In particular, the court’s finding focused on Rule 3.1 of 22 NYCRR 1200, “Rules of Professional Conduct.”  This section addresses “Non-Meritorious Claims and Contentions.”  The following language would seem to nail Giuliani for his conduct related to claims of voting fraud following the 2020 election.

(a) A lawyer shall not bring or defend a proceeding, or assert or controvert an issue therein, unless there is a basis in law and fact for doing so that is not frivolous.

(b) A lawyer’s conduct is “frivolous” for purposes of this Rule if:

(3) the lawyer knowingly asserts material factual statements that are false.

A common defense in these kinds of cases is for the defendant to claim, “I did not know the information was false,” something that is very hard to prove without corroborating tangible evidence such as handwritten notes, emails, recordings or confessions.  There is circumstantial evidence Giuliani has, in fact, confessed.  Despite making outrageous claims in front of the Four Seasons Landscaping Company or before an assembly of Republican state senators in Michigan, he presented an entirely different story when it came to representing his client before a legal tribunal.
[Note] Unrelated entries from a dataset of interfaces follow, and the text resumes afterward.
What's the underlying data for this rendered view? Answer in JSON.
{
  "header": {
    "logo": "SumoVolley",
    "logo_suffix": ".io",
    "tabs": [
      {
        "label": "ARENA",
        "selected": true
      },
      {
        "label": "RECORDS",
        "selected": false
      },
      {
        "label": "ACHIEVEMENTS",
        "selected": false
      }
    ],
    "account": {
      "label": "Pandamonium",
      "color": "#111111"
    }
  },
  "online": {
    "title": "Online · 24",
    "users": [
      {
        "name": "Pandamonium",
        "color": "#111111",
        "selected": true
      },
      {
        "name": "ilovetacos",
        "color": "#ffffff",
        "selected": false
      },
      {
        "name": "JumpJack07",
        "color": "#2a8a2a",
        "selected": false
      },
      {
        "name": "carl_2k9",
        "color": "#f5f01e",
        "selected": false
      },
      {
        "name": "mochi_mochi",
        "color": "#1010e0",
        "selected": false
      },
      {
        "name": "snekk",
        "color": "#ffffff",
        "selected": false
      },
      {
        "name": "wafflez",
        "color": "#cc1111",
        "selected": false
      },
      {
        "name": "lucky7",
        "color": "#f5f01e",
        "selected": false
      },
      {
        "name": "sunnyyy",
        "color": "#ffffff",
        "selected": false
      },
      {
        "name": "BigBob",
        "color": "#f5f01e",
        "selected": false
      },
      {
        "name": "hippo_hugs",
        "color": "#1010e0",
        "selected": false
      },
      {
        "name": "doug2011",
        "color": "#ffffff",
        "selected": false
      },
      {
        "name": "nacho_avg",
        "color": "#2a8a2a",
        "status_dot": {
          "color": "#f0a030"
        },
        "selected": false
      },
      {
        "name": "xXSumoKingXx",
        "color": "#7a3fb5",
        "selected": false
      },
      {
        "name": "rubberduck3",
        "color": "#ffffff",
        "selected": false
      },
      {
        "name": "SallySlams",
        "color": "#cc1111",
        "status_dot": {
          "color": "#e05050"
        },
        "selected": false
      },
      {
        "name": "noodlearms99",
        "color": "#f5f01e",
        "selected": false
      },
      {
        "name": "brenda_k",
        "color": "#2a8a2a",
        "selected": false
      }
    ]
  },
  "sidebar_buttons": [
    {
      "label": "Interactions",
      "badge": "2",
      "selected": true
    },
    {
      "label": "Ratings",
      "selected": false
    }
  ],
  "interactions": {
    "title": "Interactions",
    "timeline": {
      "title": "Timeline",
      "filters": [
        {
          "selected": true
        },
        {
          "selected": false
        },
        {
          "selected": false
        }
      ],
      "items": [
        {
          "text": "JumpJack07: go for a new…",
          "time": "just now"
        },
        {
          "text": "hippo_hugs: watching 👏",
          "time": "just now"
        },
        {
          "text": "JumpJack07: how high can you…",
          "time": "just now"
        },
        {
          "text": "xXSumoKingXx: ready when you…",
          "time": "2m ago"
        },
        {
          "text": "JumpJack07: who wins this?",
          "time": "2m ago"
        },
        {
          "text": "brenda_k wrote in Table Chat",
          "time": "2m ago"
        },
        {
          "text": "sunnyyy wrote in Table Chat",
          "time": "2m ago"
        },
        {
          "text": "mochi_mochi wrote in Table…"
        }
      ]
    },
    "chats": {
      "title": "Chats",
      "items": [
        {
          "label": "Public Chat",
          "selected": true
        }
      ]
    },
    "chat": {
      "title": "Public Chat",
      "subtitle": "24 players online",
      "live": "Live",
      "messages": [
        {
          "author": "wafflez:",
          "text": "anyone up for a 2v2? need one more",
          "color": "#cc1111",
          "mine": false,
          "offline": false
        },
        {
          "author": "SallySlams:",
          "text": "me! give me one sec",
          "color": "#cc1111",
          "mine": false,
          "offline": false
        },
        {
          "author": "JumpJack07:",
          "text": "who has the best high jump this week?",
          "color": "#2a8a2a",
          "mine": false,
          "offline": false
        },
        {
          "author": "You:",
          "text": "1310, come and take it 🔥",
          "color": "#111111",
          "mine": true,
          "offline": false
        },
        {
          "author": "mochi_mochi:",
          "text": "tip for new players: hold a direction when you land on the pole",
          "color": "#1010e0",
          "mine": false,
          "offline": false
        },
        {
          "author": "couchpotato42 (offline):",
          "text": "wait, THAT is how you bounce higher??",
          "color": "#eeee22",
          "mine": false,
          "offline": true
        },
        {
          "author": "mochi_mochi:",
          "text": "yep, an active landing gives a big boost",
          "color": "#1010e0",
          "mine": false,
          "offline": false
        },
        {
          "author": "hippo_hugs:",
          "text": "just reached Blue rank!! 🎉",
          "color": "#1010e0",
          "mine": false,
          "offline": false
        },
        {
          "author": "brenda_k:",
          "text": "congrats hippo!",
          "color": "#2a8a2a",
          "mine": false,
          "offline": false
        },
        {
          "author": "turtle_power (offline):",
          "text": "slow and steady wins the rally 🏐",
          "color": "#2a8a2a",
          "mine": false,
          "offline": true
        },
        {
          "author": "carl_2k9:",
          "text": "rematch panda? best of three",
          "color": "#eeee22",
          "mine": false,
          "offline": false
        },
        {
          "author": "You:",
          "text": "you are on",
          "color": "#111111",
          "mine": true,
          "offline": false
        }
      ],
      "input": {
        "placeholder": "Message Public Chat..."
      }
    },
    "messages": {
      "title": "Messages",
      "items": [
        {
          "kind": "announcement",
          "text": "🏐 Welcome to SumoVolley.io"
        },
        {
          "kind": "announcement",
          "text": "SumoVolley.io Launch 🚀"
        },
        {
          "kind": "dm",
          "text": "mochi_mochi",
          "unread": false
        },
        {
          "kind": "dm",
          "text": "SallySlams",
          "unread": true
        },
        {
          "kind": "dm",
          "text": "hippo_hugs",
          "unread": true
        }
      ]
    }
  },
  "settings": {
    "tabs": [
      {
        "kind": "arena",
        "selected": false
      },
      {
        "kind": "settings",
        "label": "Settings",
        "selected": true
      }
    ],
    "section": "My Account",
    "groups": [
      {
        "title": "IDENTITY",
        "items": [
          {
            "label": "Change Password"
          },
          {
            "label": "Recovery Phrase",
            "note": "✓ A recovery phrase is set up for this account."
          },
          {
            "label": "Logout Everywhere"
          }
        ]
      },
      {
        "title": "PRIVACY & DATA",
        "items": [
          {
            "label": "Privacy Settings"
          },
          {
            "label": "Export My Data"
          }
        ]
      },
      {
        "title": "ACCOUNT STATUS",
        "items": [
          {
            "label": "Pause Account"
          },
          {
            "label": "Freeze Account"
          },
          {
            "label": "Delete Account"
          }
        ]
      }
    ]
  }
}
Boockvar asks judge to dismiss Pa. suit based on Trump's 'conjectural theories' | Pittsburgh Post-GazetteOne example is Donald J. Trump for President v. Boockvar, in which Giuliani charged former Pennsylvania Secretary of State Kathy Boockvar with state law violations in the administration of voting in six counties.  During a November 17, 2020 pre-trial hearing, U.S. District Judge Matthew Brann asked Giuliani, “So you are alleging fraud?”  To which, Giuliani answered, “Yes, your honor.”  However, immediately following the hearing, Giuliani informed Brann the complaint had been amended prior to the hearing and did not allege fraud.  Braun dismissed the case on November 21, stating, “Respondent repeatedly represented to the court that his client, the plaintiff, was pursuing a fraud claim, when indisputably it was not.”

Why did Giuliani amend the filing?  Because by choosing to contrast his statements before the bar with those he was willing to make in parking lots or in Washington, D.C. on January 6th, he avoided possible sanctions for making a frivolous case based on false evidence before an actual court.  And there lies the rub.  I would not be surprised if Giuliani’s law license is reinstated following a full hearing.  Why?  Because his counsel (for his sake, one hopes he does not represent himself) will argue the New York code only governs conduct in a courtroom.  Giuliani can argue his statements outside the halls of justice represent his first amendment right to express his opinion, and therefore, did not violate the code of conduct.

No matter what any reasonable person thinks, he might be technically correct.  The solution?  The American Bar Association (ABA) claims, “Lawyers are officers of the court thus subjecting themselves to the court’s supervision and to duties geared to protect the vigor, fairness, and integrity of processes of litigation.”  If that is the case, should a lawyer’s professional conduct extend beyond the confines of a courtroom?  Imagine a doctor publicly touting a dangerous drug he or she would not administer to one’s own patients.  Or prescribing drugs for a non-patient from his home instead of at his office.  Would such action be any less offensive?

Solving the Giuliani problem is actually quite easy.  The ABA and state affiliates simply need to amend the code of professional conduct to clarify the phrase “if there is a basis in law or fact,” by extending it to all public conduct.  In other words, violations include any instance in which an attorney makes a public statement of fact which he or she is unwilling to repeat before a judge or any other legal proceeding.

Doctors have the Hippocratic Oath, “First, do no harm.”  Under current rules of conduct such as those in 22 NYSRR 1200, attorneys can operate under the Hypocritical Oath, “Do no harm only when you are in court.”

For what it’s worth.